But the trade agreement doesn’t mention traditional knowledge, let alone its association with genetic resources. The UN body, meanwhile, has been trying – unsuccessfully – to negotiate a new framework over the past 16 years. These gaps show how conventional intellectual property frameworks have neglected the knowledge that indigenous communities produce.
Why the gap in the rules matters
Foreign corporations and researchers often capitalise on the traditional medicinal and agricultural uses of genetic resources to develop blockbuster products. Some African examples include:
- South Africa’s hoodia cactus, which is traditionally used for appetite suppression;
- Madagascar’s rosy periwinkle, used to make drugs that treat some cancers. It is also found in other parts of the world;
- endod berry, a traditional soap plant that is used to treat schistosomiasis;
- teff, a traditional cereal grain with exceptional nutritional value.
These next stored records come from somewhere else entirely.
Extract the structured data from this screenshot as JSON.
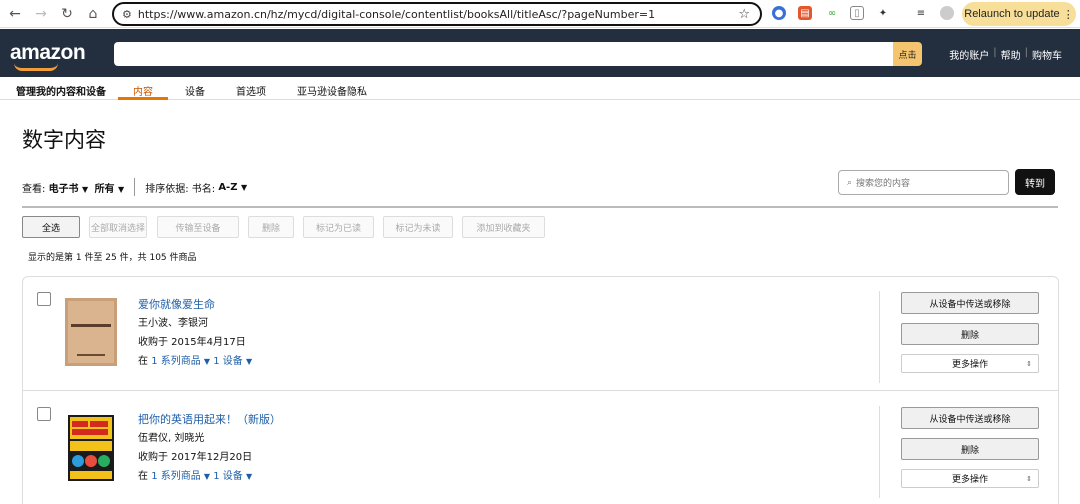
{
  "browser": {
    "url": "https://www.amazon.cn/hz/mycd/digital-console/contentlist/booksAll/titleAsc/?pageNumber=1",
    "relaunch_label": "Relaunch to update"
  },
  "header": {
    "logo": "amazon",
    "search_button": "点击",
    "links": [
      "我的账户",
      "帮助",
      "购物车"
    ]
  },
  "subnav": {
    "items": [
      "管理我的内容和设备",
      "内容",
      "设备",
      "首选项",
      "亚马逊设备隐私"
    ]
  },
  "page": {
    "title": "数字内容",
    "view_label": "查看:",
    "view_type": "电子书",
    "view_filter": "所有",
    "sort_label": "排序依据: 书名:",
    "sort_value": "A-Z",
    "search_placeholder": "搜索您的内容",
    "goto_label": "转到",
    "count_text": "显示的是第 1 件至 25 件，共 105 件商品"
  },
  "toolbar": [
    "全选",
    "全部取消选择",
    "传输至设备",
    "删除",
    "标记为已读",
    "标记为未读",
    "添加到收藏夹"
  ],
  "books": [
    {
      "title": "爱你就像爱生命",
      "author": "王小波、李银河",
      "date": "收购于 2015年4月17日",
      "in": "在",
      "series": "1 系列商品",
      "devices": "1 设备"
    },
    {
      "title": "把你的英语用起来！（新版）",
      "author": "伍君仪, 刘晓光",
      "date": "收购于 2017年12月20日",
      "in": "在",
      "series": "1 系列商品",
      "devices": "1 设备"
    }
  ],
  "actions": {
    "transfer": "从设备中传送或移除",
    "delete": "删除",
    "more": "更多操作"
  }
}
It is grown in Ethiopia and Eritrea; and
- Nigerian cowpea species developed by local farmers.
All of these examples have attracted international interest. This has prompted indigenous and local communities to spar with foreigners over the benefits that are due to them.
In the absence of clear rules, a process called “biopiracy” has emerged. Biopirates appropriate genetic resources and their associated traditional knowledge by using patents. Sometimes these are turned into blockbuster products. Local communities don’t benefit at all.
The World Intellectual Property Organisation has been working on an international legal framework to protect genetic resources, traditional knowledge and cultural expression.
Member states and several organisations have sent delegations to Geneva to take part in the intergovernmental committee dealing with the issue. But there have been serious differences between developed and developing countries. These are holding up the process.
African groups, Brazil, China, India, other regional groups and like-minded countries have been pitted against their highly industrialised counterparts such as the US, Japan and the European Union. The developing countries want negotiations to advance to the next round – a diplomatic conference stage during which negotiations move from experts to the political process. This is a crucial step if the negotiations are ever going to be finalised. But developed countries don’t seem to be on board. Some of the sticking points are:
how much should those who use genetic resources or traditional knowledge disclose about the original source? How should this be done? The users in this case are mostly industrialised nations;
- the sanction for failing to disclose the original source;
- categories of exemption from disclosure;
- the creation and use of databases to protect traditional knowledge; and
- how these requirements would affect existing patent law.
This intergovernmental process has involved 16 years of intense negotiations. If it doesn’t deliver on its mandate, Africa will be more suspicious than ever about international commitment to the development imperative in intellectual property frameworks.
Several international efforts
The UN committee is just one of a complex set of international efforts to mainstream development in the intellectual property rights framework. Similar initiatives include:
- the World Intellectual Property Organisation Development Agenda;
- the Nagoya Protocol on Access and Benefits Sharing. This is a protocol to the Convention on Biological Diversity; and
- the 2007 United Nations Declaration on the Rights of Indigenous Peoples.
These initiatives are trying to hold users and providers of genetic resources accountable. Because they’re fairly new there’s little evidence of their impact yet. But they are important as symbolic steps.
All of this underscores how urgent it is to develop an intellectual property rights system that recognises developing countries’ contributions and needs. This would allow all those involved in the process of producing knowledge to benefit equitably.
* Chidi Oguamanam is Law Professor with the University of Ottawa. He receives funding from the Social Sciences and Humanities Research Council of Canada (SSHRC).